Congregation Kehilath Jeshurun, one of the Upper East Side’s major Modern Orthodox synagogues, will receive a major shipment in the next few weeks — 500 copies of a new prayer book.
The Yehudah Bilingual Edition of the Koren Siddur, issued by Jerusalem-based Koren Publishers, with an updated English translation and extensive commentaries and an introductory essay by Rabbi Jonathan Sacks, the knighted chief rabbi of the United Kingdom, is the first thoroughly revised English-language prayer book since Brooklyn’s ArtScroll Publications issued its now-classic edition a quarter-century ago.
The new siddur — colloquially called the Sacks Siddur — is considered more in line with Modern Orthodox thought, with more recognition of the growing role of women in religious life, than the standard siddur of haredi ArtScroll or its Rabbinical Association of America version that includes additional prayers for the State of Israel and Israeli soldiers.
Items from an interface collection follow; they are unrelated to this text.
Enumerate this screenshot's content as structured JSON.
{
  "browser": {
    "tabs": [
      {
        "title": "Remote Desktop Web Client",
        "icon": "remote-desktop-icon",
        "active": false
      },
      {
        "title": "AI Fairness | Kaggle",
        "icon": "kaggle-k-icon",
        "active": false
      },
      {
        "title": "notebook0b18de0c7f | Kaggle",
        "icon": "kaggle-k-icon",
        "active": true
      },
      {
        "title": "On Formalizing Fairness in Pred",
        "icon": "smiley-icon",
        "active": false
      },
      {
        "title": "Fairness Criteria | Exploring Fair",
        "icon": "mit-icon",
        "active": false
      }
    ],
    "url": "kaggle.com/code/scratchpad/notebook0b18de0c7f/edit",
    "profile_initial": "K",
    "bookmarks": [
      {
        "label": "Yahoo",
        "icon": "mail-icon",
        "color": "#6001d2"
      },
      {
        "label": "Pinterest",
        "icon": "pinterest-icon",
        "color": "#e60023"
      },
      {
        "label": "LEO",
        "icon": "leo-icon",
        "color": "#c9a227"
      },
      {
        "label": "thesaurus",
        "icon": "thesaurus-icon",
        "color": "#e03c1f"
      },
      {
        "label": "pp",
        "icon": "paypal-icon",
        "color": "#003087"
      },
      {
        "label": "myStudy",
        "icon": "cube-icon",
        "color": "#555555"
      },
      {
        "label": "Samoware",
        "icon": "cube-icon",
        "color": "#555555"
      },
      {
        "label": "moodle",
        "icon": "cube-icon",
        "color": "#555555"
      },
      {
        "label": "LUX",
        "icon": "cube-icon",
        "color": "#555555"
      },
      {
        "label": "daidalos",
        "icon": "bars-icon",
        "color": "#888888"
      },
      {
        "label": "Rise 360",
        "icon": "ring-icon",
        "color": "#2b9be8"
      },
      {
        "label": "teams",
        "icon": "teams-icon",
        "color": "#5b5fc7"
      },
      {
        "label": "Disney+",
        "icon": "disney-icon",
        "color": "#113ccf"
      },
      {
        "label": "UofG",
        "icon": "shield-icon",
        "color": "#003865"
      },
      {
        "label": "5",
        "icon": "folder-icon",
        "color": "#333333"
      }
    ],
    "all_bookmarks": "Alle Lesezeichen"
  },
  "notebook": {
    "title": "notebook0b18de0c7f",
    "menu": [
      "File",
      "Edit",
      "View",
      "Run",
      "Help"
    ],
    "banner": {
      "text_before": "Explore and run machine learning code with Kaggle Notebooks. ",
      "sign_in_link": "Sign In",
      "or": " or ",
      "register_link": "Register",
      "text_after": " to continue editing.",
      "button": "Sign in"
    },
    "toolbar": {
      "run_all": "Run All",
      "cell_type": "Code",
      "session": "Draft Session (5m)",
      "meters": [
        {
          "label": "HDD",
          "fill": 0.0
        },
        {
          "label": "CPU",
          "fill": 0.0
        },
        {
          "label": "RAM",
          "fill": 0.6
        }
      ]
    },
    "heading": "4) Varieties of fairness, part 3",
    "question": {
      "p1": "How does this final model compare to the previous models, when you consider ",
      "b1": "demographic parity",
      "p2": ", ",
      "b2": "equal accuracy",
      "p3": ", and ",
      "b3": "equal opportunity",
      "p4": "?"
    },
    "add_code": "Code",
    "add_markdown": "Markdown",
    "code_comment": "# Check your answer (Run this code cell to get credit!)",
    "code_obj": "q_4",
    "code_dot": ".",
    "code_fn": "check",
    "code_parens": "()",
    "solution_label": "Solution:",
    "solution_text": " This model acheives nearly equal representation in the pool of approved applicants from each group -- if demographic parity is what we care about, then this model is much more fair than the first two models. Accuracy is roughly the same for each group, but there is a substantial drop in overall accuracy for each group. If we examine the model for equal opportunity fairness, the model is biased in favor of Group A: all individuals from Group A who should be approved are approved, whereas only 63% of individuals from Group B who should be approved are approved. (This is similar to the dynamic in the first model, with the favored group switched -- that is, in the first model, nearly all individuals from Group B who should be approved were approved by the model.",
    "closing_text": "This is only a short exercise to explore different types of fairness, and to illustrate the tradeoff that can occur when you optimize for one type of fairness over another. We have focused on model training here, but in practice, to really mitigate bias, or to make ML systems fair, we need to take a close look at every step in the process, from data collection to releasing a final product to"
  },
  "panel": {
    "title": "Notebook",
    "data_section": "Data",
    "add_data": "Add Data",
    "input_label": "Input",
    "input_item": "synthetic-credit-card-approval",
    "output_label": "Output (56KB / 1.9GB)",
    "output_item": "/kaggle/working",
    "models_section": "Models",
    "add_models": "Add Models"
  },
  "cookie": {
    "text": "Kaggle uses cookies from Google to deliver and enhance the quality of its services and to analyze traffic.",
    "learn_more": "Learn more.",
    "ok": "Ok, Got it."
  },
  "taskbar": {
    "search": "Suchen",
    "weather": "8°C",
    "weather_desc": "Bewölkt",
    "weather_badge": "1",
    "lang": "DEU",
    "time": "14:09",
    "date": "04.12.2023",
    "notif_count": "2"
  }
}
The Sacks Siddur — which is endorsed by the Orthodox Union and carries an introduction by outgoing Executive Vice President Rabbi Tzvi Hersh Weinreb — comes a few months after the emergence of the OU’s strengthened publishing division; its Haggadah, based on the writings and lectures of the late Rabbi Joseph Ber Soloveitchik, was a best-seller this Passover, and an OU siddur is in the works.
The growing choices “reflect a need on the part of Modern Orthodox Jews to have a siddur they are very comfortable with,” says Jeffrey Gurock, professor of American Jewish history at Yeshiva University.
Reports have surfaced of ArtScroll contacting congregations offering to replace old editions of their siddur with a new one, in an attempt to head off large-scale purchases of the Koren product.
Rabbi Nosson Scherman, an ArtScroll founder and general editor, declined to comment on the Sacks Siddur.
Koren Publishers has embarked on an extensive promotional campaign for its new siddur, says Danny Levine, owner of J. Levine Books & Judaica in Manhattan, and Modern Orthodox rabbis report an early buzz for the Sacks Siddur, which will be released on Friday.
“We’ve been waiting for a siddur like this for a very long time,” says Rabbi Haskel Lookstein, spiritual leader of Kehilath Jeshurun.
The synagogue, which has used ArtScroll’s RCA edition for two decades, will deploy 400 copies of the Sacks Siddur in its main sanctuary, and will let congregants decide which prayer book they prefer, Rabbi Lookstein says. “We’re not replacing ArtScroll — I’m going to let the people vote with their hands.”
By the end of the summer, Modern Orthodox worshippers will have another choice: the RCA will issue its new ArtScroll Siddur that includes a greater variety of prayers that reflect Modern Orthodox practice.